“At a startup, we look for hackers,” says Greg Skloot, co-founder and CEO of startup Attend.com, the event planning software maker. “We want to see people that can get a lot done quickly, and with very few resources. A startup might not care as much about formalities like GPA, attire, etc. Startups champion the underdog.”
Whether you are a senior executive or someone fresh out of college, nailing an interview with a startup company is going to take work on your part. After all, these companies are looking for people who are nimble and aren’t afraid to wear multiple hats. Most importantly, they are looking for people who are passionate not only about what they do but what the company does, all of which can be hard to convey.
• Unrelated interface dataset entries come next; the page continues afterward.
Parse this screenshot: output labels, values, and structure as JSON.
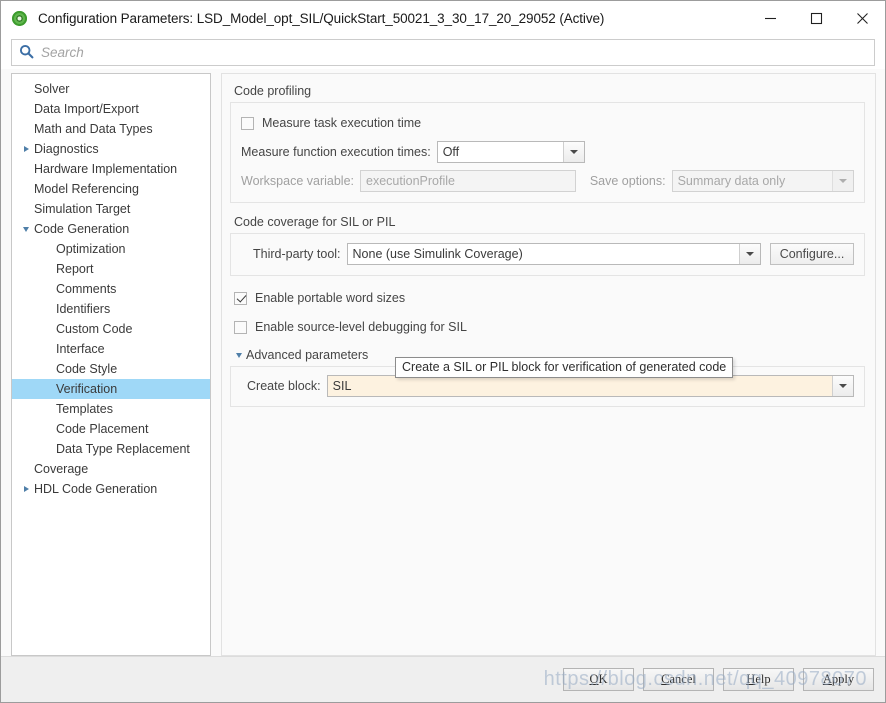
{
  "window": {
    "title": "Configuration Parameters: LSD_Model_opt_SIL/QuickStart_50021_3_30_17_20_29052 (Active)",
    "app_icon": "simulink-icon",
    "minimize": "─",
    "maximize": "□",
    "close": "✕"
  },
  "search": {
    "placeholder": "Search",
    "value": "",
    "icon": "search-icon"
  },
  "sidebar": {
    "items": [
      {
        "label": "Solver",
        "level": 0,
        "twisty": "none",
        "selected": false
      },
      {
        "label": "Data Import/Export",
        "level": 0,
        "twisty": "none",
        "selected": false
      },
      {
        "label": "Math and Data Types",
        "level": 0,
        "twisty": "none",
        "selected": false
      },
      {
        "label": "Diagnostics",
        "level": 0,
        "twisty": "collapsed",
        "selected": false
      },
      {
        "label": "Hardware Implementation",
        "level": 0,
        "twisty": "none",
        "selected": false
      },
      {
        "label": "Model Referencing",
        "level": 0,
        "twisty": "none",
        "selected": false
      },
      {
        "label": "Simulation Target",
        "level": 0,
        "twisty": "none",
        "selected": false
      },
      {
        "label": "Code Generation",
        "level": 0,
        "twisty": "expanded",
        "selected": false
      },
      {
        "label": "Optimization",
        "level": 1,
        "twisty": "none",
        "selected": false
      },
      {
        "label": "Report",
        "level": 1,
        "twisty": "none",
        "selected": false
      },
      {
        "label": "Comments",
        "level": 1,
        "twisty": "none",
        "selected": false
      },
      {
        "label": "Identifiers",
        "level": 1,
        "twisty": "none",
        "selected": false
      },
      {
        "label": "Custom Code",
        "level": 1,
        "twisty": "none",
        "selected": false
      },
      {
        "label": "Interface",
        "level": 1,
        "twisty": "none",
        "selected": false
      },
      {
        "label": "Code Style",
        "level": 1,
        "twisty": "none",
        "selected": false
      },
      {
        "label": "Verification",
        "level": 1,
        "twisty": "none",
        "selected": true
      },
      {
        "label": "Templates",
        "level": 1,
        "twisty": "none",
        "selected": false
      },
      {
        "label": "Code Placement",
        "level": 1,
        "twisty": "none",
        "selected": false
      },
      {
        "label": "Data Type Replacement",
        "level": 1,
        "twisty": "none",
        "selected": false
      },
      {
        "label": "Coverage",
        "level": 0,
        "twisty": "none",
        "selected": false
      },
      {
        "label": "HDL Code Generation",
        "level": 0,
        "twisty": "collapsed",
        "selected": false
      }
    ]
  },
  "main": {
    "code_profiling": {
      "title": "Code profiling",
      "measure_task_execution_time": {
        "label": "Measure task execution time",
        "checked": false
      },
      "measure_function_execution_times": {
        "label": "Measure function execution times:",
        "value": "Off"
      },
      "workspace_variable": {
        "label": "Workspace variable:",
        "value": "executionProfile",
        "enabled": false
      },
      "save_options": {
        "label": "Save options:",
        "value": "Summary data only",
        "enabled": false
      }
    },
    "code_coverage": {
      "title": "Code coverage for SIL or PIL",
      "third_party_tool": {
        "label": "Third-party tool:",
        "value": "None (use Simulink Coverage)"
      },
      "configure_button": "Configure..."
    },
    "enable_portable_word_sizes": {
      "label": "Enable portable word sizes",
      "checked": true
    },
    "enable_source_level_debugging": {
      "label": "Enable source-level debugging for SIL",
      "checked": false
    },
    "advanced_parameters": {
      "label": "Advanced parameters",
      "expanded": true,
      "create_block": {
        "label": "Create block:",
        "value": "SIL"
      }
    },
    "tooltip": "Create a SIL or PIL block for verification of generated code"
  },
  "footer": {
    "buttons": [
      {
        "prefix": "",
        "mnemonic": "O",
        "suffix": "K",
        "name": "ok-button"
      },
      {
        "prefix": "",
        "mnemonic": "C",
        "suffix": "ancel",
        "name": "cancel-button"
      },
      {
        "prefix": "",
        "mnemonic": "H",
        "suffix": "elp",
        "name": "help-button"
      },
      {
        "prefix": "",
        "mnemonic": "A",
        "suffix": "pply",
        "name": "apply-button"
      }
    ],
    "watermark": "https://blog.csdn.net/qq_40978070"
  },
  "colors": {
    "selection": "#9fd8f7",
    "modified_field": "#fdf2e0",
    "twisty": "#4f7fa8",
    "search_icon": "#3b6ea5"
  }
}
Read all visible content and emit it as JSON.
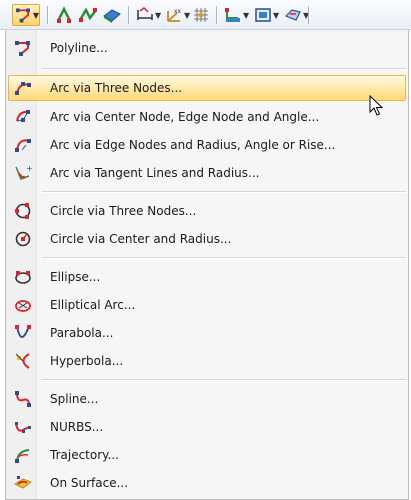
{
  "toolbar": {
    "items": [
      {
        "icon": "line-tool-icon",
        "active": true,
        "dropdown": true
      },
      {
        "icon": "members-icon"
      },
      {
        "icon": "member-sets-icon"
      },
      {
        "icon": "surfaces-icon"
      },
      {
        "icon": "dimension-icon",
        "dropdown": true
      },
      {
        "icon": "coordinate-system-icon",
        "dropdown": true
      },
      {
        "icon": "grid-icon"
      },
      {
        "icon": "support-icon",
        "dropdown": true
      },
      {
        "icon": "view-icon",
        "dropdown": true
      },
      {
        "icon": "visibility-icon",
        "dropdown": true
      }
    ]
  },
  "menu": {
    "items": [
      {
        "label": "Polyline...",
        "icon": "polyline-icon"
      },
      {
        "label": "Arc via Three Nodes...",
        "icon": "arc-three-nodes-icon",
        "highlighted": true
      },
      {
        "label": "Arc via Center Node, Edge Node and Angle...",
        "icon": "arc-center-node-icon"
      },
      {
        "label": "Arc via Edge Nodes and Radius, Angle or Rise...",
        "icon": "arc-edge-nodes-icon"
      },
      {
        "label": "Arc via Tangent Lines and Radius...",
        "icon": "arc-tangent-lines-icon"
      },
      {
        "label": "Circle via Three Nodes...",
        "icon": "circle-three-nodes-icon"
      },
      {
        "label": "Circle via Center and Radius...",
        "icon": "circle-center-radius-icon"
      },
      {
        "label": "Ellipse...",
        "icon": "ellipse-icon"
      },
      {
        "label": "Elliptical Arc...",
        "icon": "elliptical-arc-icon"
      },
      {
        "label": "Parabola...",
        "icon": "parabola-icon"
      },
      {
        "label": "Hyperbola...",
        "icon": "hyperbola-icon"
      },
      {
        "label": "Spline...",
        "icon": "spline-icon"
      },
      {
        "label": "NURBS...",
        "icon": "nurbs-icon"
      },
      {
        "label": "Trajectory...",
        "icon": "trajectory-icon"
      },
      {
        "label": "On Surface...",
        "icon": "on-surface-icon"
      }
    ]
  },
  "colors": {
    "highlight": "#ffe7a6",
    "highlight_border": "#e8b64a",
    "node_red": "#d8262c",
    "curve_blue": "#2a4f8f",
    "surface_yellow": "#f1c232"
  }
}
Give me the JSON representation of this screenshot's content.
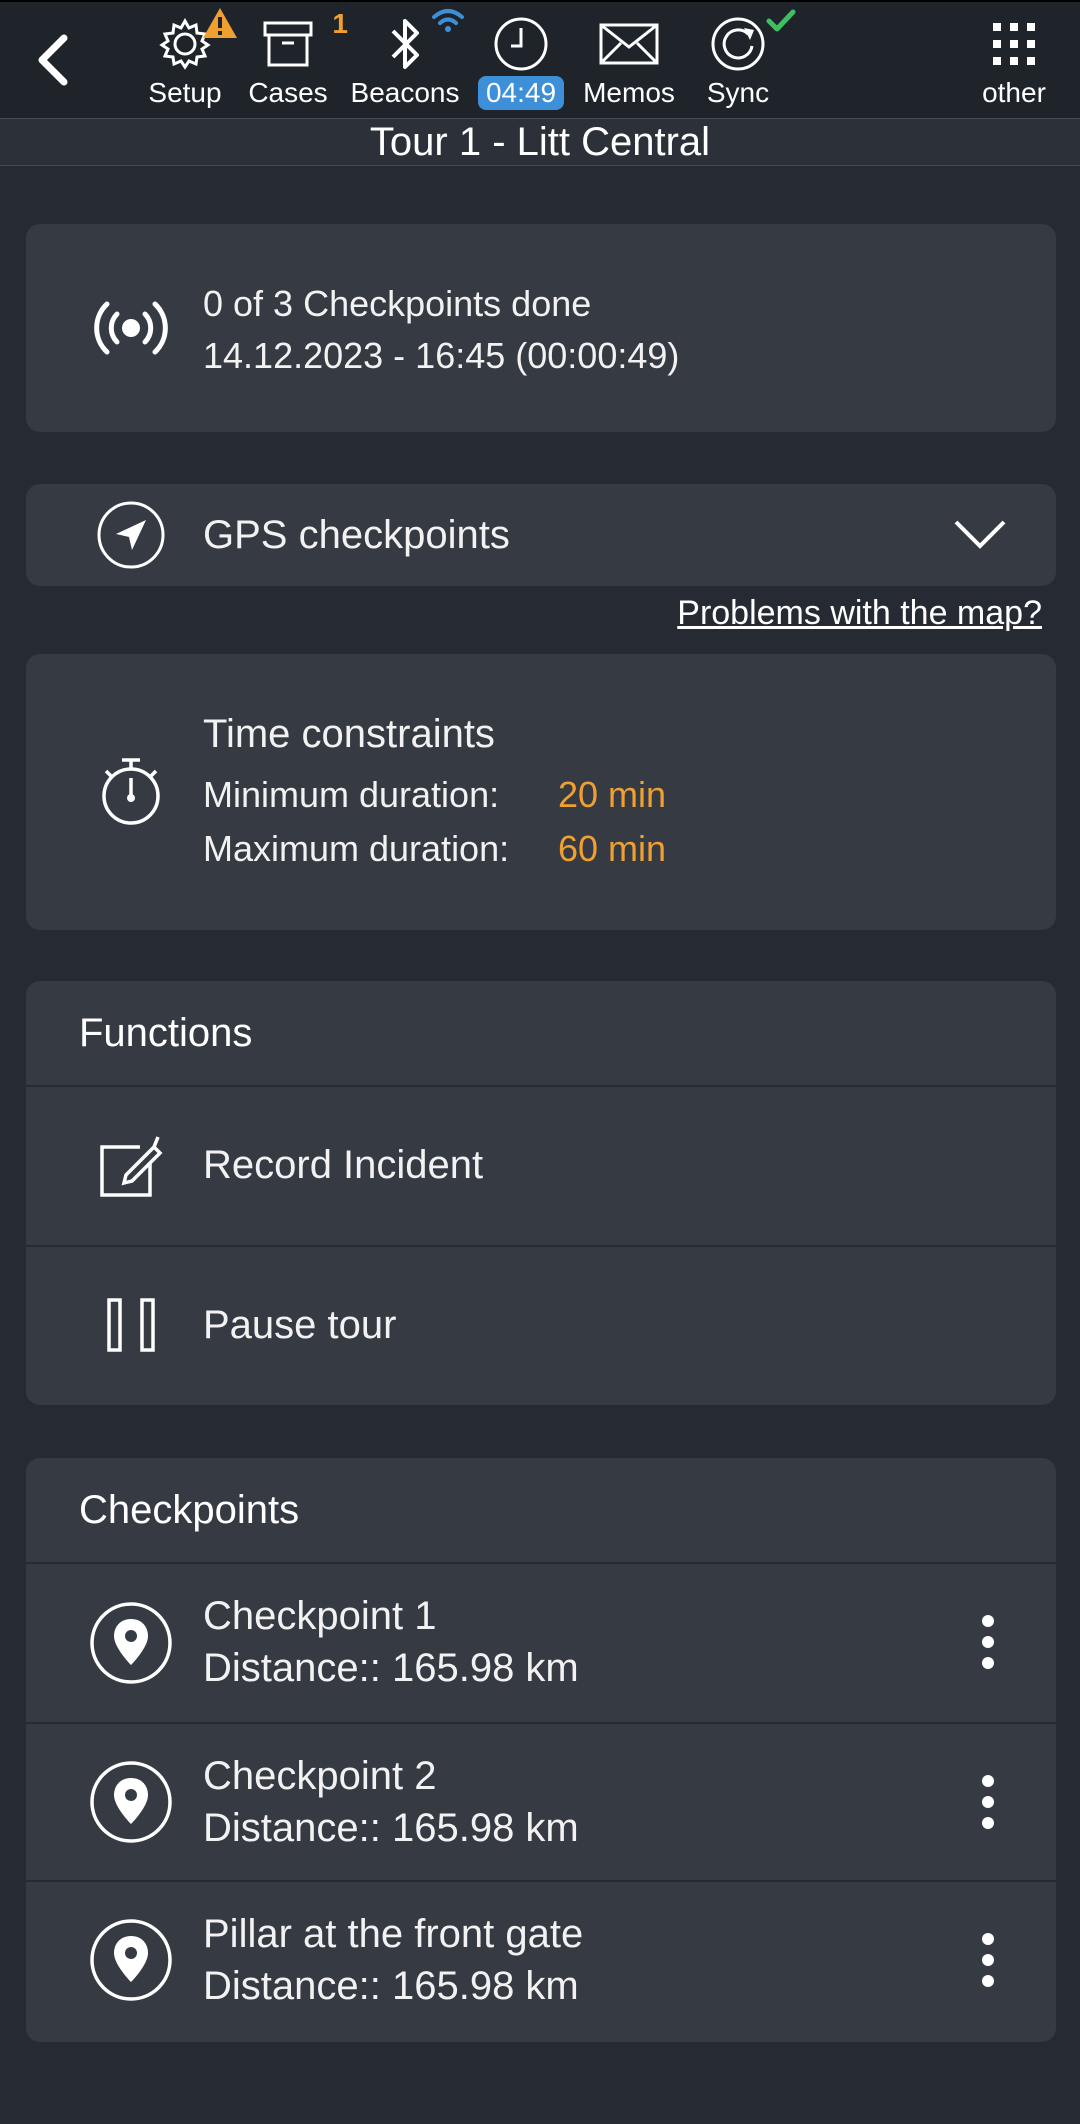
{
  "toolbar": {
    "items": [
      {
        "id": "setup",
        "label": "Setup",
        "icon": "gear-icon",
        "badge": "warning-icon"
      },
      {
        "id": "cases",
        "label": "Cases",
        "icon": "archive-box-icon",
        "badge": "1"
      },
      {
        "id": "beacons",
        "label": "Beacons",
        "icon": "bluetooth-icon",
        "badge": "wifi-icon"
      },
      {
        "id": "clock",
        "label": "04:49",
        "icon": "clock-icon"
      },
      {
        "id": "memos",
        "label": "Memos",
        "icon": "envelope-icon"
      },
      {
        "id": "sync",
        "label": "Sync",
        "icon": "sync-icon",
        "badge": "check-icon"
      },
      {
        "id": "other",
        "label": "other",
        "icon": "grid-icon"
      }
    ],
    "colors": {
      "warn": "#f0a030",
      "wifi": "#3d8fd8",
      "check": "#3cc060",
      "clock_pill": "#3d8fd8"
    }
  },
  "title": "Tour 1 - Litt Central",
  "status": {
    "icon": "broadcast-icon",
    "checkpoints_done": "0 of 3 Checkpoints done",
    "datetime": "14.12.2023 - 16:45 (00:00:49)"
  },
  "gps": {
    "icon": "navigation-arrow-icon",
    "label": "GPS checkpoints",
    "map_problems_link": "Problems with the map?"
  },
  "time_constraints": {
    "icon": "stopwatch-icon",
    "title": "Time constraints",
    "min_label": "Minimum duration:",
    "min_value": "20 min",
    "max_label": "Maximum duration:",
    "max_value": "60 min",
    "value_color": "#f0a030"
  },
  "functions": {
    "header": "Functions",
    "items": [
      {
        "label": "Record Incident",
        "icon": "edit-note-icon"
      },
      {
        "label": "Pause tour",
        "icon": "pause-icon"
      }
    ]
  },
  "checkpoints": {
    "header": "Checkpoints",
    "items": [
      {
        "name": "Checkpoint 1",
        "distance": "Distance:: 165.98 km"
      },
      {
        "name": "Checkpoint 2",
        "distance": "Distance:: 165.98 km"
      },
      {
        "name": "Pillar at the front gate",
        "distance": "Distance:: 165.98 km"
      }
    ]
  }
}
It also means you have to be able to thrive in an environment where the rules are being made on the fly.
“Job seekers should honestly expect a little bit of chaos, less structure, and lots of enthusiasm for the enterprise, because you have to keep in mind that something new is being formed,” says Nell Merlino, chief executive of Count Me In for Women’s Economic Independence. “One of the biggest differences between interviewing at a startup is that at an established company, you will be expected to try to fit into the pre-established culture of the company, whereas in a startup, you will be a part of creating the culture.”
If you think you’ve got what it takes to be part of a startup, follow these three tips to ace the interview process and get hired.
1. Do your homework
Preparation is key for all interviews, but with a startup you’ve got to prove you know a lot about the company, its mission and the industry they are playing in. But it’s not enough to know the company makes x,y, or z; you also want to be able to bring something to the table, even during the interview. That’s is why Matt Trotter, a director at Silicon Valley Bank, which works with a lot of startups, says job seekers should choose a startup that they are passionate about instead of just applying to any startup. If you take the latter approach, your passion won’t come through because it isn’t real. “You want to come in with an idea of the general space, what the company does and ideas on how to improve what they currently have,” says Trotter.
2. Be prepared to think on your feet
Startups are exactly that, companies at the early stages of development, which means they want to hire people that can think on their feet. Skloot says interviewees have to be prepared to handle direct and bold questions. “Why are you here? How specifically will you help push our company forward? How will you add value from day one? Why are you better than everyone else that wants to join the team?” are some of the questions likely to be thrown your way, says Skloot. “Getting a job at top startup is competitive — we really respect recent grads that understand that and demonstrate extra effort to stand out.”
3. Refrain from asking about salary, benefits and bonuses
Unlike an established company where there are processes in place at a startup, there will be very little hand holding. You’ll be responsible for making your name and helping the company grow. One of the easiest ways to convey that is to refrain from asking what the company can do for you during the interview. Leave questions of salary, benefits, vacation time and other perks for a later conversation. “Startups are looking for someone who can take some direction, but you will have to figure many things out on your own, so looking for hand-holding during the interview will not go well,” says Merlino. “The best thing you can do during the interview is express your genuine enthusiasm for working at that startup, and emphasize how you will help them grow.”